Return a copy of every line in the data below that contains "people".

Top of Data

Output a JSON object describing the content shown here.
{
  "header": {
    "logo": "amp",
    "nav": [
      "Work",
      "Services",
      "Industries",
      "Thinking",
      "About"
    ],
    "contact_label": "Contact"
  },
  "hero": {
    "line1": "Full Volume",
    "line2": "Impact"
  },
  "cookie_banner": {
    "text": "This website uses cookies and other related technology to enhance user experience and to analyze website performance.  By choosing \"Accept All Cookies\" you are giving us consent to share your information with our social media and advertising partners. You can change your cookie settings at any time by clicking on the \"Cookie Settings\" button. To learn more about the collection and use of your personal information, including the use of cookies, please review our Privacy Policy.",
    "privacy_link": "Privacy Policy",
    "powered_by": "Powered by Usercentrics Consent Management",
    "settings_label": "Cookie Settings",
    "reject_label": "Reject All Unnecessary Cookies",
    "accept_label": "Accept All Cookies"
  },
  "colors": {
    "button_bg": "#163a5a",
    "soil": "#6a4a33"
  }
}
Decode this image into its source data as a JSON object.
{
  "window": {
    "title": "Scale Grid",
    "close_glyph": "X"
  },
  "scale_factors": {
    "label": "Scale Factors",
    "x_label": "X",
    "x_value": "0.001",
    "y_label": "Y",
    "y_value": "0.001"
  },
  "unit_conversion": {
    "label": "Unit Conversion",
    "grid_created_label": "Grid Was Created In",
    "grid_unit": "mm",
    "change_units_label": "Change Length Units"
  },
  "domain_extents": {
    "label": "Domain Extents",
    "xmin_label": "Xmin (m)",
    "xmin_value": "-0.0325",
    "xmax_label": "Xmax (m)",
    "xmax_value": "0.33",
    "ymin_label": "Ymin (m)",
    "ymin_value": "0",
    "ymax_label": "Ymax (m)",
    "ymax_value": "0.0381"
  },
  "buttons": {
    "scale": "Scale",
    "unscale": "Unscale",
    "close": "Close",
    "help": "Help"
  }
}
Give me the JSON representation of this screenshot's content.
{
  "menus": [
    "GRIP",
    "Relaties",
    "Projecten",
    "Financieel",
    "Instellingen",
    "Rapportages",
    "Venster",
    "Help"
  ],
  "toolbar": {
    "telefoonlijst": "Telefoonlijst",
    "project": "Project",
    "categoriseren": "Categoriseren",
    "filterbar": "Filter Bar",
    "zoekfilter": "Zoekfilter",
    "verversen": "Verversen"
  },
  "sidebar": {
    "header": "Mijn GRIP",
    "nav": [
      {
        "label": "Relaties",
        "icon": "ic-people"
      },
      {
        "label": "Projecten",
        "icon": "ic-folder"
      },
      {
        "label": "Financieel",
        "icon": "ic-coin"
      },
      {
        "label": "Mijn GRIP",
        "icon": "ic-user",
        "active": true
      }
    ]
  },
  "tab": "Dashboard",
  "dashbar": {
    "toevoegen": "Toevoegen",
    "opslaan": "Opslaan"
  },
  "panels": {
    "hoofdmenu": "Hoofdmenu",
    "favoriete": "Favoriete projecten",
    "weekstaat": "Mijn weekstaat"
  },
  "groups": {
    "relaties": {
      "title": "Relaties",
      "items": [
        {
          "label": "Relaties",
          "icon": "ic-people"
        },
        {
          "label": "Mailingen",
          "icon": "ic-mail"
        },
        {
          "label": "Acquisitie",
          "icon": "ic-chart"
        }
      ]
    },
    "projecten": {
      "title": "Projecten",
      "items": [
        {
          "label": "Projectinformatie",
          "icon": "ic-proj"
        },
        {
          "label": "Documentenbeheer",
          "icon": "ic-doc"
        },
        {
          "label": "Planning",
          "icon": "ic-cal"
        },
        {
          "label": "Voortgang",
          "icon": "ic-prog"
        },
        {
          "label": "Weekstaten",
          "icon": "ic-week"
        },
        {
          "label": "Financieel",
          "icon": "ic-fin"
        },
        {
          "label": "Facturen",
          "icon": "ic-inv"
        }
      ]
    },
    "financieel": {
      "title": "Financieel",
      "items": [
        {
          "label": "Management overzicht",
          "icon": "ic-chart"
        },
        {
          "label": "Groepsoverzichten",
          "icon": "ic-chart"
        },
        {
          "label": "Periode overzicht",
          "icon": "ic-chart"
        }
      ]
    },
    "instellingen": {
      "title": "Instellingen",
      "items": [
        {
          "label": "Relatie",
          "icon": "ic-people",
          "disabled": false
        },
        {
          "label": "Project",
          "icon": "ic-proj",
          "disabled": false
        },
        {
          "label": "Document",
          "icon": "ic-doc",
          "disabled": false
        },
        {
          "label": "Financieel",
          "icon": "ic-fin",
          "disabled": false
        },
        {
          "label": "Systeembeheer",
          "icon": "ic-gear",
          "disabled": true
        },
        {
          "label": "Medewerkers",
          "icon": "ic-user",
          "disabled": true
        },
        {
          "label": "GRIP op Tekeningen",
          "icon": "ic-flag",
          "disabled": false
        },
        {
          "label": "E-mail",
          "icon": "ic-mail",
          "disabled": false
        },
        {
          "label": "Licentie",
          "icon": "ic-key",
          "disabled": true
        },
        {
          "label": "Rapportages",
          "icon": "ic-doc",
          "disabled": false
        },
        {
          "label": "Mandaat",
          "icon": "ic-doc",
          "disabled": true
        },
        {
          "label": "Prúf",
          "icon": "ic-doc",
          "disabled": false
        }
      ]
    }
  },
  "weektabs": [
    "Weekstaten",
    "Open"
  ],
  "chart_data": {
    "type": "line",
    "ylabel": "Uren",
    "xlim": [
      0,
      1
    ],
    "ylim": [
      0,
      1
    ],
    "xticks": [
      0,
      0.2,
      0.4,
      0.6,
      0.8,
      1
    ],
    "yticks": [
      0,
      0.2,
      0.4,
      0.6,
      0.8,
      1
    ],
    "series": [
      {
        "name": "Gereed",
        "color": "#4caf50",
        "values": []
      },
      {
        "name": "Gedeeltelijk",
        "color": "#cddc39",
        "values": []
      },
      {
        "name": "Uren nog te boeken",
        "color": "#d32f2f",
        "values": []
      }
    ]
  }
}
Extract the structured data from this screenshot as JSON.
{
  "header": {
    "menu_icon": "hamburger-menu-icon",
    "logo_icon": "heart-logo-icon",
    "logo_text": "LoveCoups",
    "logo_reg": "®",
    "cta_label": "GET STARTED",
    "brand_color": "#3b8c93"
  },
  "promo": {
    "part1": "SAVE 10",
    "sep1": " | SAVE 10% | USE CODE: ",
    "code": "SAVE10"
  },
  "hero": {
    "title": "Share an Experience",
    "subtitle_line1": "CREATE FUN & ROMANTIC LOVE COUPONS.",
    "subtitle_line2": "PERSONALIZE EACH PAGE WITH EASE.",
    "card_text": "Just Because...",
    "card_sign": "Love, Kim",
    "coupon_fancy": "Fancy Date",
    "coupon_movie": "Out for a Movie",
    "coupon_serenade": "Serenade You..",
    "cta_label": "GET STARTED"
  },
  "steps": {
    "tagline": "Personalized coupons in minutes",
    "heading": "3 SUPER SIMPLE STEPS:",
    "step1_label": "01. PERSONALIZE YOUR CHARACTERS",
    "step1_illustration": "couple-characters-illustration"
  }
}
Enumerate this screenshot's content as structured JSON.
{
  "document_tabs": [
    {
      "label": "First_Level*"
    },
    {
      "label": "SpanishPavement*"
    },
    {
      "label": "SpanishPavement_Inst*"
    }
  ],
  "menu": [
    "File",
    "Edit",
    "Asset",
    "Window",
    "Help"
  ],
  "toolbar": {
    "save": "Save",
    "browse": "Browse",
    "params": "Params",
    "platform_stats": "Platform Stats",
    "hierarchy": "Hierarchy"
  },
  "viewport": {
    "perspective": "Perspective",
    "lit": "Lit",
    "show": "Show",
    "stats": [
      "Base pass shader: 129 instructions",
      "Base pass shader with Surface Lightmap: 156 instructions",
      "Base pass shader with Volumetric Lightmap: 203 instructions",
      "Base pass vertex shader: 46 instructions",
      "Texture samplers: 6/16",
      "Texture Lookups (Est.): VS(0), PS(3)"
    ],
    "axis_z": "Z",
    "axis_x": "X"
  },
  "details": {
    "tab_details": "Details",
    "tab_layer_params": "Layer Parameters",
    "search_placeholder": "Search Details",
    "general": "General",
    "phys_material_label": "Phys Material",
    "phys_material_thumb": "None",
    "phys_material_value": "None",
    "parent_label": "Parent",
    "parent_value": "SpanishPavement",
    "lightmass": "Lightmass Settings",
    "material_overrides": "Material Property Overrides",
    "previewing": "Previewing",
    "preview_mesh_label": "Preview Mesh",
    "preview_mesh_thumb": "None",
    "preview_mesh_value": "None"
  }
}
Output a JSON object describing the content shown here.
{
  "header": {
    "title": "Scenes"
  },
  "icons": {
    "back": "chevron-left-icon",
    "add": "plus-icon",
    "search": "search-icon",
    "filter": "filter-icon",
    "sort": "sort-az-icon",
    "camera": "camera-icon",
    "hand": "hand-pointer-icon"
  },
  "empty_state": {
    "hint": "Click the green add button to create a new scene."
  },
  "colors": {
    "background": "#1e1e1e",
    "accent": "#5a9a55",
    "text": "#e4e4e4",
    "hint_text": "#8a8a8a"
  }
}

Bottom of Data

__Answer box__.
        "icon": "ic-people"
          "icon": "ic-people"
          "icon": "ic-people",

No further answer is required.